On how Cabaret Jazz can continue to evolve: “Every weekend there, are nationally and internationally known artists from the worlds of cabaret and jazz who come in. The first weekend of every month, we have Clint Holmes. Branford Marsalis has been in that room on the jazz side. We’ve had Betty Buckley and Linda Eder on the cabaret side. That’s every weekend. My dream is that we find kind of the right fits for other things like ‘Composers Showcase’ that will come down once a month or once a week.
“One of my dreams is our good friend Jerry (Lopez) and the great group, Santa Fe & The Fat City Horns — they do this thing every Monday night (at the Palms), and I don’t want to steal them away from some other place, but it’d be cool to have locals coming to The Smith Center and hanging out with Santa Fe and hearing them in a room that was designed for music.”

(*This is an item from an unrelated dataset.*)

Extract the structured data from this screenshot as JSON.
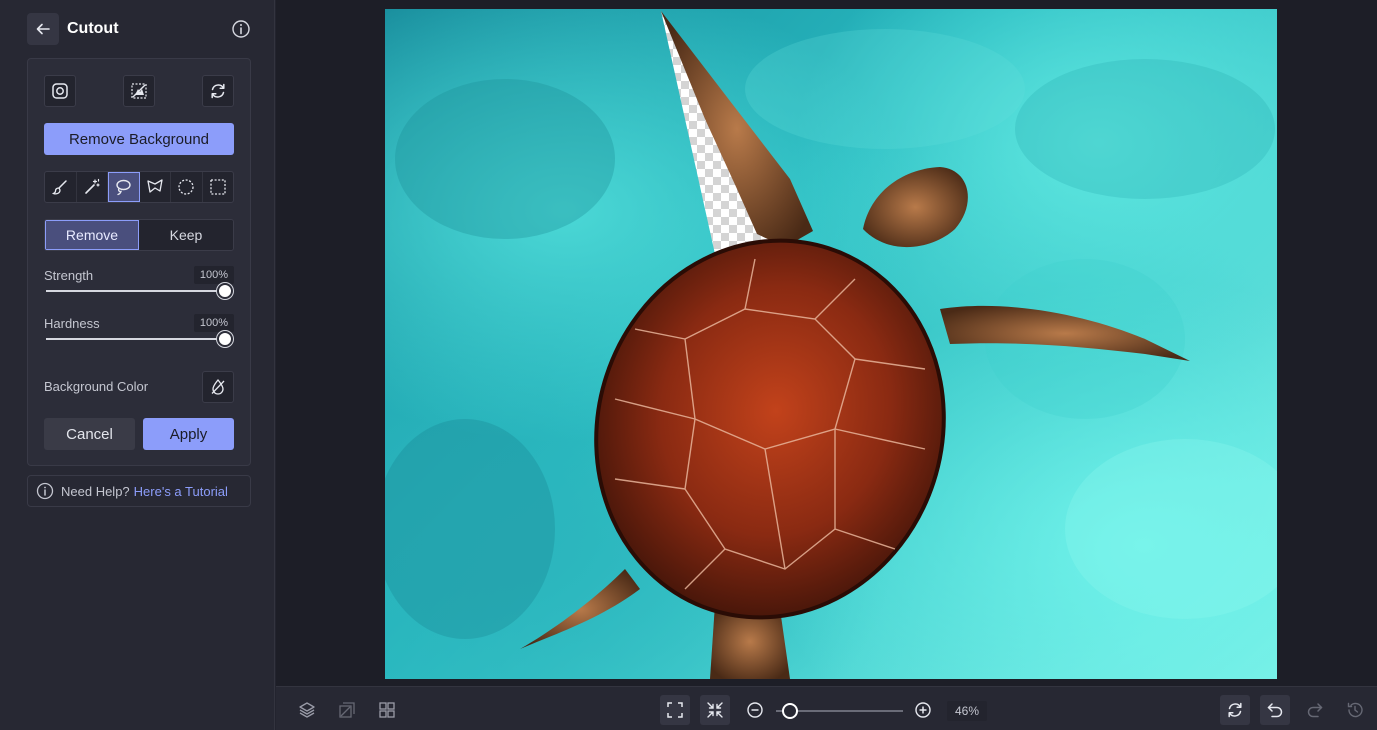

On the possibility of non-cabaret and non-jazz acts performing in Cabaret Jazz, like avant-garde acts, magicians or comics: “The room was designed for live music with the idea that half of the time it was devoted to jazz and the other half it was devoted to cabaret. That is neither. It doesn’t mean it can’t work. (But) is there an audience that’s big enough to fill up 240 seats? We are open to anything … and what we find is you start with the big shows that you have to get on your calendar two years in advance, and then you start getting closer to the date and there aren’t many available dates.
“We would love to do comedy in Cabaret Jazz. We are looking at a couple of comedy nights in Reynolds Hall for those acts that really deserve 2,000 seats.”